DATA RECORDS:

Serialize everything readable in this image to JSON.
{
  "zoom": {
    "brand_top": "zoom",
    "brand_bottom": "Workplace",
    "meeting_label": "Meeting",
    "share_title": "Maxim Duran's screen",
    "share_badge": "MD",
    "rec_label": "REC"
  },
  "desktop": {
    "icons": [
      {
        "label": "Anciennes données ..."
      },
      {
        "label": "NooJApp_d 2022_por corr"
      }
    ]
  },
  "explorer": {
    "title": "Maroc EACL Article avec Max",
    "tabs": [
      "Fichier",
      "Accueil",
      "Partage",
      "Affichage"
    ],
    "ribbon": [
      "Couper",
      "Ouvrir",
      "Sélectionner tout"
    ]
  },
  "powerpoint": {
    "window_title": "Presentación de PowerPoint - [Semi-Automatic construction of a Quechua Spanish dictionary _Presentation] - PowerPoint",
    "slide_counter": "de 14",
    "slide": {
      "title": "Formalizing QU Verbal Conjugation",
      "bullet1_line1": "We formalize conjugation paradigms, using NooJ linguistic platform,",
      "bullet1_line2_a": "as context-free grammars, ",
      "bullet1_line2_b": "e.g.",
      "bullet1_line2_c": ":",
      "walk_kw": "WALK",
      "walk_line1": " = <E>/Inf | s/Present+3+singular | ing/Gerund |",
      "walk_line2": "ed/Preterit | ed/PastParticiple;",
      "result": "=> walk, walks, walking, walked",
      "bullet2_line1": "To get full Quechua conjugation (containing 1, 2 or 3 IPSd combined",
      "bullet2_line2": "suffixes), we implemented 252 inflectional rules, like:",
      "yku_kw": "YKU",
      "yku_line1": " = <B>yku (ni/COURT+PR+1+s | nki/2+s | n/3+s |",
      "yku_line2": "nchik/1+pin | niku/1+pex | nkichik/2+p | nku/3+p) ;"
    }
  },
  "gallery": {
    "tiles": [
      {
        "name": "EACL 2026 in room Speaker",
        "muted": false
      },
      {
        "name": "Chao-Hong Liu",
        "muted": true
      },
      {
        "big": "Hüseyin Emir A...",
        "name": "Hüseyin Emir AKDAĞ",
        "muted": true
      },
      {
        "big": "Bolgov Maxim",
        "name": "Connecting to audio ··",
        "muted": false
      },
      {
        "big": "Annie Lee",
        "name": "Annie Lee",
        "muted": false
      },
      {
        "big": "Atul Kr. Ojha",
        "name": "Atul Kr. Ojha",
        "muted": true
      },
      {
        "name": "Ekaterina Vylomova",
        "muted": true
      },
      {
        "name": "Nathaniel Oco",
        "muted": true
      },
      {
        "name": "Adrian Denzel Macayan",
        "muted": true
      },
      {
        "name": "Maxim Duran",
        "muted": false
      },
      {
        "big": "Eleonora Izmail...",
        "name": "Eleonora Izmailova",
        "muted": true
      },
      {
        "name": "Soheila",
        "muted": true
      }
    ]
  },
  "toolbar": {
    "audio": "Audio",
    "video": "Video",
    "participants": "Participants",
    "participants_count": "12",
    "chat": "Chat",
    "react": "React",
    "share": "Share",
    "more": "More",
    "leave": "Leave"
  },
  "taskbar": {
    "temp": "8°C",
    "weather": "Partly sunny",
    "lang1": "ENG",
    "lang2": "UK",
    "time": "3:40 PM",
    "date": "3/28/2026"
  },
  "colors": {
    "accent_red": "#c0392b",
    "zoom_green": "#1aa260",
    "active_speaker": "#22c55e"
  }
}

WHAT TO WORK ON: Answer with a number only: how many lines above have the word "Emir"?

TASK ANSWER: 2